After studying in Strasbourg, Halle, Leipzig and Berlin, he passed the first state examination in Naumburg in 1880 in Naumburg and earned his doctorate (Dr. rer. pol.) in 1882 with a thesis on the Making of markets in Germany from the University of Straßburg.
From 1882 to 1890, he taught Public Law, Statistics and Administration Science at the Imperial University of Tokyo and was also an adviser to the Japanese Ministry of Agriculture and Commerce.
In 1892, Rathgen passed his habilitation at the Friedrich Wilhelms University of Berlin and the following years was appointed extraordinary, in 1895 ordinary Professor of the University of Marburg.

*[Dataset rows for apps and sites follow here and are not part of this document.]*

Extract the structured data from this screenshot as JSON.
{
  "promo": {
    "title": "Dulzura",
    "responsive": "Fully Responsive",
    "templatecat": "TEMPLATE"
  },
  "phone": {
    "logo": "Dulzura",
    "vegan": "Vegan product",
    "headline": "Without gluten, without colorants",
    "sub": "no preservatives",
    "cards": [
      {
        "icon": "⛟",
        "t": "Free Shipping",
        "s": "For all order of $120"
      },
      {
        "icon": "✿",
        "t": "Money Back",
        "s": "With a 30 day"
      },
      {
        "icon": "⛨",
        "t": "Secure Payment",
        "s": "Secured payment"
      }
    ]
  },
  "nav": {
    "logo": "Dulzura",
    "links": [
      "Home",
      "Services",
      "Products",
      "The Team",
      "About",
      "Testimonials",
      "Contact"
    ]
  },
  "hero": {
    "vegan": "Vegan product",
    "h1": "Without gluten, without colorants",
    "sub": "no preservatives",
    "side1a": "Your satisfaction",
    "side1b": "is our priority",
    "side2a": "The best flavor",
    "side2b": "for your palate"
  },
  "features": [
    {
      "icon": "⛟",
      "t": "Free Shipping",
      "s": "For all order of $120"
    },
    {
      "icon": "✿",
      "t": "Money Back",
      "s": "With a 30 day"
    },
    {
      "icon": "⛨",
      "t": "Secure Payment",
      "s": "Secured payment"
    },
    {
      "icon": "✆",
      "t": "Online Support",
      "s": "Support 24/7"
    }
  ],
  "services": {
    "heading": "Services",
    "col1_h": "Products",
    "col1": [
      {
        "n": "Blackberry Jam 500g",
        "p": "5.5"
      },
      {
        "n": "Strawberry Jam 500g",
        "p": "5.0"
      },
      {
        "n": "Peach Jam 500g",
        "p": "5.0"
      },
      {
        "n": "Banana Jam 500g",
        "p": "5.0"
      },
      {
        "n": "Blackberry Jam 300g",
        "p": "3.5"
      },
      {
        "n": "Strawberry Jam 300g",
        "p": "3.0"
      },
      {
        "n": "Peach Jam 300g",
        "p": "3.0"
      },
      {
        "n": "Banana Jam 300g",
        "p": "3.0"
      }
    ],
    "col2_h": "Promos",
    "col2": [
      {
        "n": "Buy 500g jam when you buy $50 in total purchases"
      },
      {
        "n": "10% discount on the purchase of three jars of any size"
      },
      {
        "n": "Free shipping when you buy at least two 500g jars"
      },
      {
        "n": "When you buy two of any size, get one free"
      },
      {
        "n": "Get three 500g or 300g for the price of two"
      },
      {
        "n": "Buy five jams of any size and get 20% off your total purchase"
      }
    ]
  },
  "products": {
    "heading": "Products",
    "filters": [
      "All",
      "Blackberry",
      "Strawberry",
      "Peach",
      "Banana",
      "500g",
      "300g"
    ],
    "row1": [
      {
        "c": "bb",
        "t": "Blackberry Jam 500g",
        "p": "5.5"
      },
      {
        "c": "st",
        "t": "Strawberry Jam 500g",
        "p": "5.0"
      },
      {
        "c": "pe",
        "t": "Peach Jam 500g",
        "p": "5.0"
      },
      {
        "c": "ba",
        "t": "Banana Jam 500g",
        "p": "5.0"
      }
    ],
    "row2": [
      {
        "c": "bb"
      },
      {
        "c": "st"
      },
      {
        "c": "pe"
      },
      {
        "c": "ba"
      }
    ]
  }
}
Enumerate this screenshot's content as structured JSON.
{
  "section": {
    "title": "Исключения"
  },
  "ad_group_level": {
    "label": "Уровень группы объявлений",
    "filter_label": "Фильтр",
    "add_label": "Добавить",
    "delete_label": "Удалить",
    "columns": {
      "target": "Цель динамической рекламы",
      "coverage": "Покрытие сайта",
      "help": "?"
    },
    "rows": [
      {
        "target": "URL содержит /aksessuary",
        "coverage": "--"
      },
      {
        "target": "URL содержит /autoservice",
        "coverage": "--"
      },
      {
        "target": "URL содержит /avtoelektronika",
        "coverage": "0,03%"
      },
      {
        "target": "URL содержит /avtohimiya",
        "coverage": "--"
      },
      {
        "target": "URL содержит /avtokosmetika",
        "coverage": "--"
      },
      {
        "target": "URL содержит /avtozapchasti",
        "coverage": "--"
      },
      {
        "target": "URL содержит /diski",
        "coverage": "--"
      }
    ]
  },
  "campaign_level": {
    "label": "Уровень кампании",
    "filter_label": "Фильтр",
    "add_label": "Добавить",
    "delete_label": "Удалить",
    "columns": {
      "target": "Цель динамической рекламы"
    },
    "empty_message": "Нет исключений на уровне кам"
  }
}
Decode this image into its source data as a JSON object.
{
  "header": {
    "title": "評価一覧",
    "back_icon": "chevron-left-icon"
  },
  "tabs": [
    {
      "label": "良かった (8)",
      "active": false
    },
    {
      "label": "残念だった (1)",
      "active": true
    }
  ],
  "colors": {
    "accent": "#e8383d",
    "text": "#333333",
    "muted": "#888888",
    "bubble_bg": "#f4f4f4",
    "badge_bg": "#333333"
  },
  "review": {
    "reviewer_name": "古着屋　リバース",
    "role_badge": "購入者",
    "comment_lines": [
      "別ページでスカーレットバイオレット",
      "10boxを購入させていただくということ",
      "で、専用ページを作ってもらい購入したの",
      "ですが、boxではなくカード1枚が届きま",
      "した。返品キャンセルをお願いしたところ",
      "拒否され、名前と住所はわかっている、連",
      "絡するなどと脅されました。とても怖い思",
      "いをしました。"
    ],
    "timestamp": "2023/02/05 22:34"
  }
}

From 1900 to 1903, he was temporarily in charge of Max Webers Chair at University of Heidelberg. In 1907, he became a Professor at the newly established Kolonialinstitut (Colonial Institute) in Hamburg. After its transformation into the University of Hamburg in 1919, he took over the chair of Economics, Colonial policy and Public finance and became at the same time its first Chancellor.

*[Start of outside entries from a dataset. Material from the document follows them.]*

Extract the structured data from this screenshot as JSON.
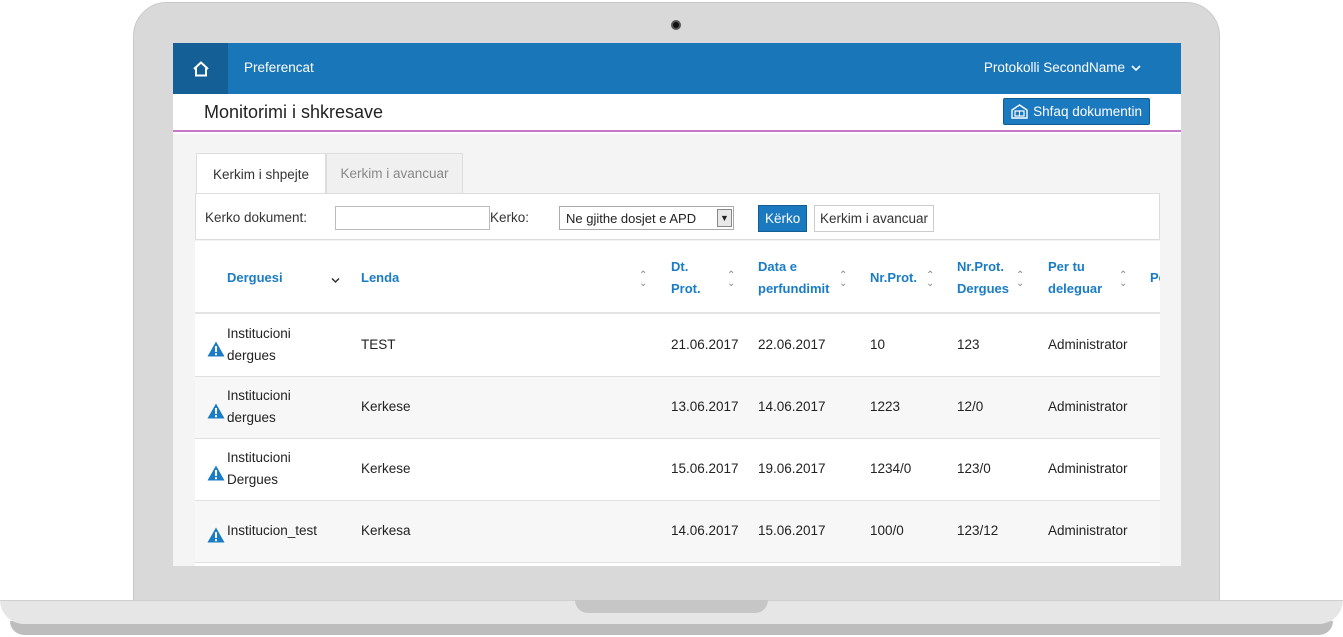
{
  "topbar": {
    "home_icon": "home-icon",
    "menu_preferences": "Preferencat",
    "user_menu": "Protokolli SecondName",
    "user_menu_icon": "chevron-down-icon",
    "color": "#1976b9"
  },
  "page": {
    "title": "Monitorimi i shkresave",
    "show_document_button": "Shfaq dokumentin",
    "show_document_icon": "document-view-icon"
  },
  "tabs": [
    {
      "label": "Kerkim i shpejte",
      "active": true
    },
    {
      "label": "Kerkim i avancuar",
      "active": false
    }
  ],
  "search": {
    "document_label": "Kerko dokument:",
    "document_value": "",
    "scope_label": "Kerko:",
    "scope_selected": "Ne gjithe dosjet e APD",
    "search_button": "Kërko",
    "advanced_button": "Kerkim i avancuar"
  },
  "table": {
    "columns": [
      {
        "line1": "Derguesi",
        "line2": ""
      },
      {
        "line1": "Lenda",
        "line2": ""
      },
      {
        "line1": "Dt.",
        "line2": "Prot."
      },
      {
        "line1": "Data e",
        "line2": "perfundimit"
      },
      {
        "line1": "Nr.Prot.",
        "line2": ""
      },
      {
        "line1": "Nr.Prot.",
        "line2": "Dergues"
      },
      {
        "line1": "Per tu",
        "line2": "deleguar"
      },
      {
        "line1": "Pe",
        "line2": ""
      }
    ],
    "rows": [
      {
        "sender1": "Institucioni",
        "sender2": "dergues",
        "subject": "TEST",
        "dt_prot": "21.06.2017",
        "end_date": "22.06.2017",
        "nr_prot": "10",
        "nr_prot_sender": "123",
        "delegate": "Administrator"
      },
      {
        "sender1": "Institucioni",
        "sender2": "dergues",
        "subject": "Kerkese",
        "dt_prot": "13.06.2017",
        "end_date": "14.06.2017",
        "nr_prot": "1223",
        "nr_prot_sender": "12/0",
        "delegate": "Administrator"
      },
      {
        "sender1": "Institucioni",
        "sender2": "Dergues",
        "subject": "Kerkese",
        "dt_prot": "15.06.2017",
        "end_date": "19.06.2017",
        "nr_prot": "1234/0",
        "nr_prot_sender": "123/0",
        "delegate": "Administrator"
      },
      {
        "sender1": "Institucion_test",
        "sender2": "",
        "subject": "Kerkesa",
        "dt_prot": "14.06.2017",
        "end_date": "15.06.2017",
        "nr_prot": "100/0",
        "nr_prot_sender": "123/12",
        "delegate": "Administrator"
      }
    ]
  }
}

From 1913 to 1914, Rathgen taught as an Exchange Professor at Columbia University in New York.
Among his works are "Japans Volkswirtschaft und Staatshaushalt" and "Die Japaner und ihre wirtshaftliche Entwicklung."